According to Dr. Josephine at Katoro Health Center, approximately 52% of the patients are affected by the lack of a clean water source. The reason for this is that it is too far (over 50km) for the people to access clean water. Therefore, with their own hands, they dig in the ground until they reach water. This hand-dug well is not protective of other environmental sources from entering. For example, the water will become contaminated with human and animal feces. Also, during the rainy season water flows from rivers and roads, carrying even more contaminated water. The people are dependent upon this water as the source of drinking, cooking, bathing, and hand washing their clothes. Dr. Josephina stated that she treats people for skin rashes, E.coli, salmonella, typhoid fever, cholera, and diarrhea.
Most of the people live in primitive type style homes. The homes may have electricity, but the government will shut off the electricity for periods of undetermined time without notification. It is typical for the kitchen to be located outside of the “living” area of the home. A typical kitchen would consist of a small wooden frame-covered area. Inside this “kitchen” they build a circular area surrounded by stones, with coals in the center to build a fire for boiling water and cooking. Many of the people are involved in small-scale agricultural activities such as growing corn, beans, and other food to sell to local residents and to people passing through the area. Thus, their income levels are very low and subject to weather conditions, water sources, and other outside conditions.

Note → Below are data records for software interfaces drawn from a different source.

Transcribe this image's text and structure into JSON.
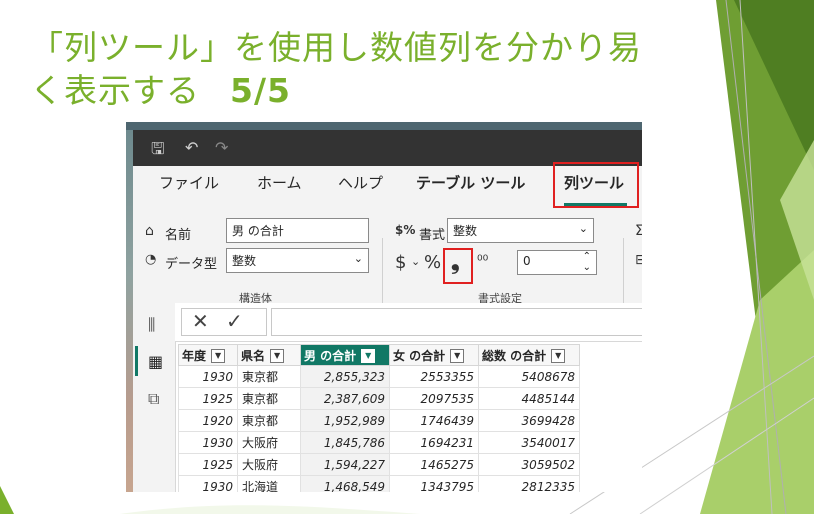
{
  "slide": {
    "title_line1": "「列ツール」を使用し数値列を分かり易",
    "title_line2": "く表示する",
    "page_indicator": "5/5",
    "accent_color": "#7ab02c"
  },
  "app": {
    "tabs": [
      "ファイル",
      "ホーム",
      "ヘルプ",
      "テーブル ツール",
      "列ツール"
    ],
    "active_tab": "列ツール",
    "accent_color": "#117865",
    "highlight_color": "#e02020"
  },
  "ribbon": {
    "name_label": "名前",
    "name_value": "男 の合計",
    "datatype_label": "データ型",
    "datatype_value": "整数",
    "group_structure": "構造体",
    "format_label": "書式",
    "format_value": "整数",
    "currency_symbol": "$",
    "percent_symbol": "%",
    "comma_symbol": "❟",
    "decimals_symbol": "⁰⁰",
    "decimal_places": "0",
    "group_format": "書式設定"
  },
  "formula_bar": {
    "cancel": "✕",
    "confirm": "✓"
  },
  "table": {
    "headers": [
      "年度",
      "県名",
      "男 の合計",
      "女 の合計",
      "総数 の合計"
    ],
    "rows": [
      [
        "1930",
        "東京都",
        "2,855,323",
        "2553355",
        "5408678"
      ],
      [
        "1925",
        "東京都",
        "2,387,609",
        "2097535",
        "4485144"
      ],
      [
        "1920",
        "東京都",
        "1,952,989",
        "1746439",
        "3699428"
      ],
      [
        "1930",
        "大阪府",
        "1,845,786",
        "1694231",
        "3540017"
      ],
      [
        "1925",
        "大阪府",
        "1,594,227",
        "1465275",
        "3059502"
      ],
      [
        "1930",
        "北海道",
        "1,468,549",
        "1343795",
        "2812335"
      ]
    ]
  }
}
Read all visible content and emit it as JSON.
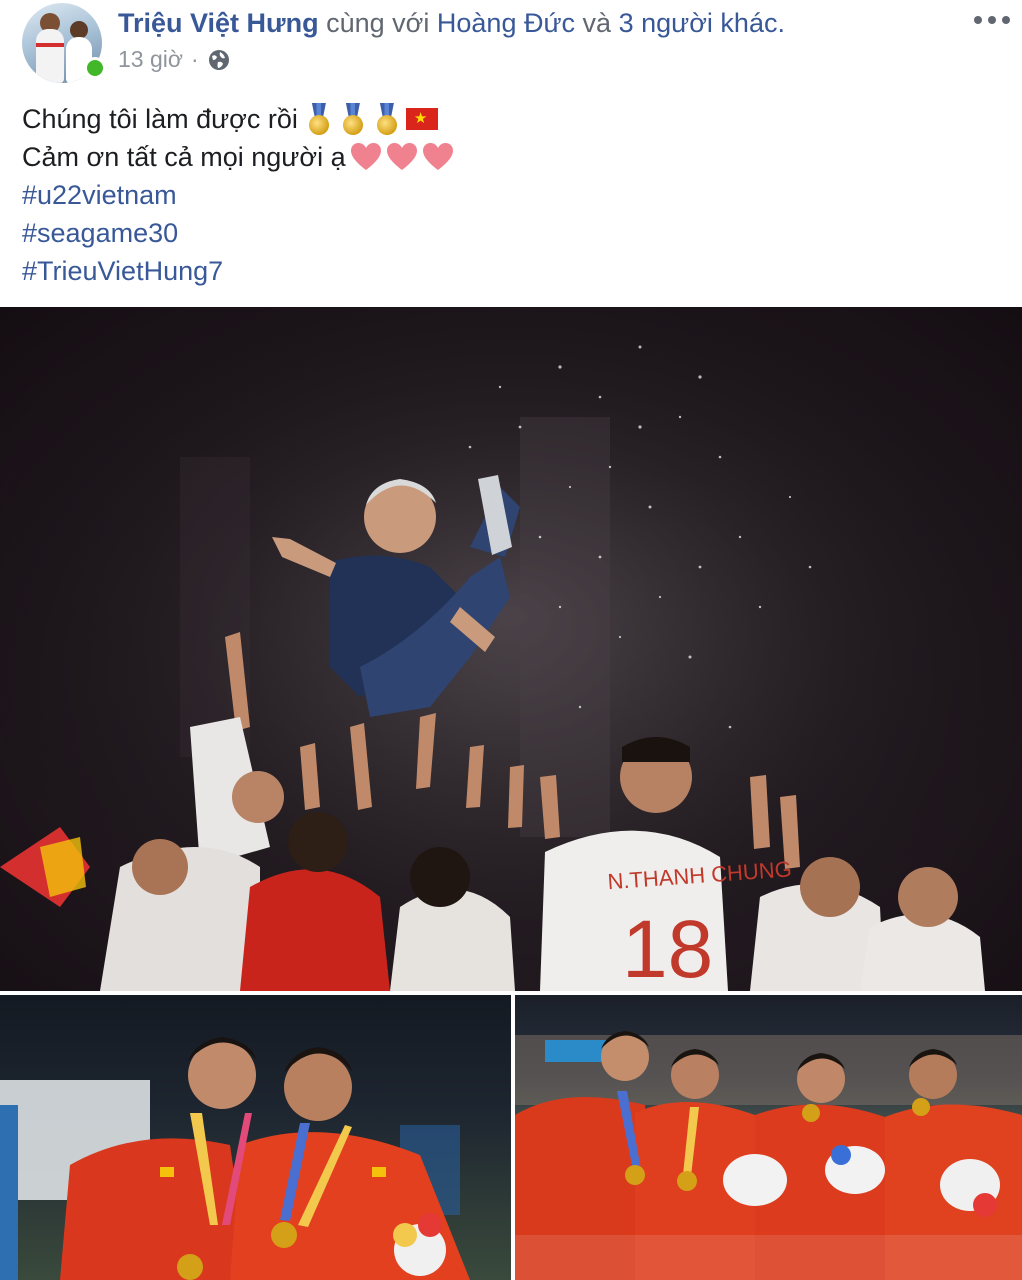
{
  "post": {
    "author": "Triệu Việt Hưng",
    "with_text": "cùng với",
    "tagged_person": "Hoàng Đức",
    "and_text": "và",
    "others": "3 người khác.",
    "time": "13 giờ",
    "dot": "·",
    "text_lines": [
      "Chúng tôi làm được rồi",
      "Cảm ơn tất cả mọi người ạ"
    ],
    "hashtags": [
      "#u22vietnam",
      "#seagame30",
      "#TrieuVietHung7"
    ]
  },
  "photos": {
    "main": {
      "jersey_name": "N.THANH CHUNG",
      "jersey_number": "18"
    }
  },
  "colors": {
    "link": "#385898",
    "text": "#1c1e21",
    "meta": "#90949c",
    "online": "#42b72a"
  }
}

Unfortunately, there are not sufficient records for the exact number of fatalities, but it is certain that not all of the people survive the diseases inflicted from dirty water sources. According to the World Health Organization (WHO) diarrhea due to contaminated water is the 4th leading cause of death in Tanzania. Women and girls are the primary collectors of water, therefore are disproportionately affected by the lack of clean water.